There is a lot of talk about the future of work and how technological advancements are going to cause massive upheaval, rampant unemployment, and whole career sectors disappearing overnight!
And it will happen. Again.
Our worldwide economy has grown and transformed again and again as new technologies have changed the way we work. There are hundreds of articles, books and reports on the current and coming changes. The estimates vary in their level of gloom and doom, so I am not going to cite them here, but the bottom line is that work is changing fast and that the more routine and predictable a job is, the more likely it is to be impacted by technological advances. I am both fascinated and horrified by what I have read. The number of people who will need to retrain as their industry transforms around them is staggering and my hope is that we can help ready people for coming changes by building an orientation towards lifelong learning and active career management accepting the inevitability of change, but not resigning to the disruption it will bring.
When I listen to futurists, I think the technology is amazing, and the freedom and flexibility it could create makes it exiting to consider all of the possibilities!
When I sit with an older worker who barely understands their cell phone and have to discuss AI powered video interviewing, I think the disruption is already here and that impacts are going to be devastating for a large number of people who are not ready for the rapid changes.
Change will come, and come again, and in between the labor market will stabilize like it always has. The rapid pace of change will mean shorter and shorter periods of calm and a constant need for people to adapt and grow to avoid being swept away by the changes.
There is a growing medical specialty in the area of “transitional care” helping patients move from hospital to home or between levels of care. I see parallels with our work as career development professionals. The conversation about the future of work does not need more “futurists”. We need more “transitionalists” to help manage the impact of disruption as waves of change bump some workers quickly into the future.
A big part of our role as career development professionals is to help people prepare for and manage career transitions. There are two main concepts that stick out to me as important seeds we can plant and nurture with our clientele:
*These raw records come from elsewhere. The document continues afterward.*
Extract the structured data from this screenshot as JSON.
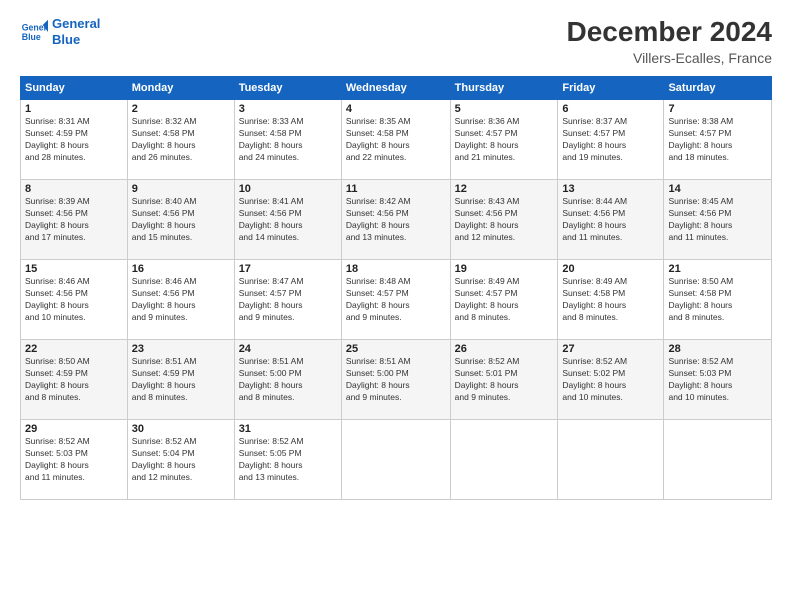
{
  "logo": {
    "line1": "General",
    "line2": "Blue"
  },
  "title": "December 2024",
  "subtitle": "Villers-Ecalles, France",
  "days_of_week": [
    "Sunday",
    "Monday",
    "Tuesday",
    "Wednesday",
    "Thursday",
    "Friday",
    "Saturday"
  ],
  "weeks": [
    [
      {
        "day": "1",
        "sunrise": "8:31 AM",
        "sunset": "4:59 PM",
        "daylight": "8 hours and 28 minutes."
      },
      {
        "day": "2",
        "sunrise": "8:32 AM",
        "sunset": "4:58 PM",
        "daylight": "8 hours and 26 minutes."
      },
      {
        "day": "3",
        "sunrise": "8:33 AM",
        "sunset": "4:58 PM",
        "daylight": "8 hours and 24 minutes."
      },
      {
        "day": "4",
        "sunrise": "8:35 AM",
        "sunset": "4:58 PM",
        "daylight": "8 hours and 22 minutes."
      },
      {
        "day": "5",
        "sunrise": "8:36 AM",
        "sunset": "4:57 PM",
        "daylight": "8 hours and 21 minutes."
      },
      {
        "day": "6",
        "sunrise": "8:37 AM",
        "sunset": "4:57 PM",
        "daylight": "8 hours and 19 minutes."
      },
      {
        "day": "7",
        "sunrise": "8:38 AM",
        "sunset": "4:57 PM",
        "daylight": "8 hours and 18 minutes."
      }
    ],
    [
      {
        "day": "8",
        "sunrise": "8:39 AM",
        "sunset": "4:56 PM",
        "daylight": "8 hours and 17 minutes."
      },
      {
        "day": "9",
        "sunrise": "8:40 AM",
        "sunset": "4:56 PM",
        "daylight": "8 hours and 15 minutes."
      },
      {
        "day": "10",
        "sunrise": "8:41 AM",
        "sunset": "4:56 PM",
        "daylight": "8 hours and 14 minutes."
      },
      {
        "day": "11",
        "sunrise": "8:42 AM",
        "sunset": "4:56 PM",
        "daylight": "8 hours and 13 minutes."
      },
      {
        "day": "12",
        "sunrise": "8:43 AM",
        "sunset": "4:56 PM",
        "daylight": "8 hours and 12 minutes."
      },
      {
        "day": "13",
        "sunrise": "8:44 AM",
        "sunset": "4:56 PM",
        "daylight": "8 hours and 11 minutes."
      },
      {
        "day": "14",
        "sunrise": "8:45 AM",
        "sunset": "4:56 PM",
        "daylight": "8 hours and 11 minutes."
      }
    ],
    [
      {
        "day": "15",
        "sunrise": "8:46 AM",
        "sunset": "4:56 PM",
        "daylight": "8 hours and 10 minutes."
      },
      {
        "day": "16",
        "sunrise": "8:46 AM",
        "sunset": "4:56 PM",
        "daylight": "8 hours and 9 minutes."
      },
      {
        "day": "17",
        "sunrise": "8:47 AM",
        "sunset": "4:57 PM",
        "daylight": "8 hours and 9 minutes."
      },
      {
        "day": "18",
        "sunrise": "8:48 AM",
        "sunset": "4:57 PM",
        "daylight": "8 hours and 9 minutes."
      },
      {
        "day": "19",
        "sunrise": "8:49 AM",
        "sunset": "4:57 PM",
        "daylight": "8 hours and 8 minutes."
      },
      {
        "day": "20",
        "sunrise": "8:49 AM",
        "sunset": "4:58 PM",
        "daylight": "8 hours and 8 minutes."
      },
      {
        "day": "21",
        "sunrise": "8:50 AM",
        "sunset": "4:58 PM",
        "daylight": "8 hours and 8 minutes."
      }
    ],
    [
      {
        "day": "22",
        "sunrise": "8:50 AM",
        "sunset": "4:59 PM",
        "daylight": "8 hours and 8 minutes."
      },
      {
        "day": "23",
        "sunrise": "8:51 AM",
        "sunset": "4:59 PM",
        "daylight": "8 hours and 8 minutes."
      },
      {
        "day": "24",
        "sunrise": "8:51 AM",
        "sunset": "5:00 PM",
        "daylight": "8 hours and 8 minutes."
      },
      {
        "day": "25",
        "sunrise": "8:51 AM",
        "sunset": "5:00 PM",
        "daylight": "8 hours and 9 minutes."
      },
      {
        "day": "26",
        "sunrise": "8:52 AM",
        "sunset": "5:01 PM",
        "daylight": "8 hours and 9 minutes."
      },
      {
        "day": "27",
        "sunrise": "8:52 AM",
        "sunset": "5:02 PM",
        "daylight": "8 hours and 10 minutes."
      },
      {
        "day": "28",
        "sunrise": "8:52 AM",
        "sunset": "5:03 PM",
        "daylight": "8 hours and 10 minutes."
      }
    ],
    [
      {
        "day": "29",
        "sunrise": "8:52 AM",
        "sunset": "5:03 PM",
        "daylight": "8 hours and 11 minutes."
      },
      {
        "day": "30",
        "sunrise": "8:52 AM",
        "sunset": "5:04 PM",
        "daylight": "8 hours and 12 minutes."
      },
      {
        "day": "31",
        "sunrise": "8:52 AM",
        "sunset": "5:05 PM",
        "daylight": "8 hours and 13 minutes."
      },
      null,
      null,
      null,
      null
    ]
  ],
  "labels": {
    "sunrise": "Sunrise:",
    "sunset": "Sunset:",
    "daylight": "Daylight:"
  }
}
Upskilling: This is a fun new buzzword in the future of work literature. The basic idea is a mindset of lifelong learning and keeping an eye on changes in the field and committing to developing new skills to grow and change with their industry. Some companies are providing regular retraining as part of the job in an effort to train and develop employees. Encouraging clients to ask about training and development opportunities when considering an offer or a change will help them demonstrate initiative and position themselves to manage changes. Looking out for evolving trends and technological innovations and engaging in the “new” of the field
Acting with Purpose: People who feel a strong sense of purpose in their work are generally more satisfied and productive in their positions. With all the changes predicted for the world of work having a clear and strong sense of purpose can help someone when they are caught by surprise and need to look for a new job or career path. Helping people articulate their values and the meaning they find in their work can give them a bearing to follow in times of doubt and struggle. Knowing why we work can help when looking for what to do next.
Here is a handful of readings on both the big hope of the future, and some of the ways to manage it:
Upskilling and the Digital Skills Gap
Aoun, J. E. (2017). Robot-proof: higher education in the age of artificial intelligence
Future Ready Oregon: Supporting Oregon’s Workers and Businesses by Closing the Workforce Skills Gap
The future(s) of public higher education How state universities can survive—and thrive— in a new era
Hurst, Aaron The Purpose Economy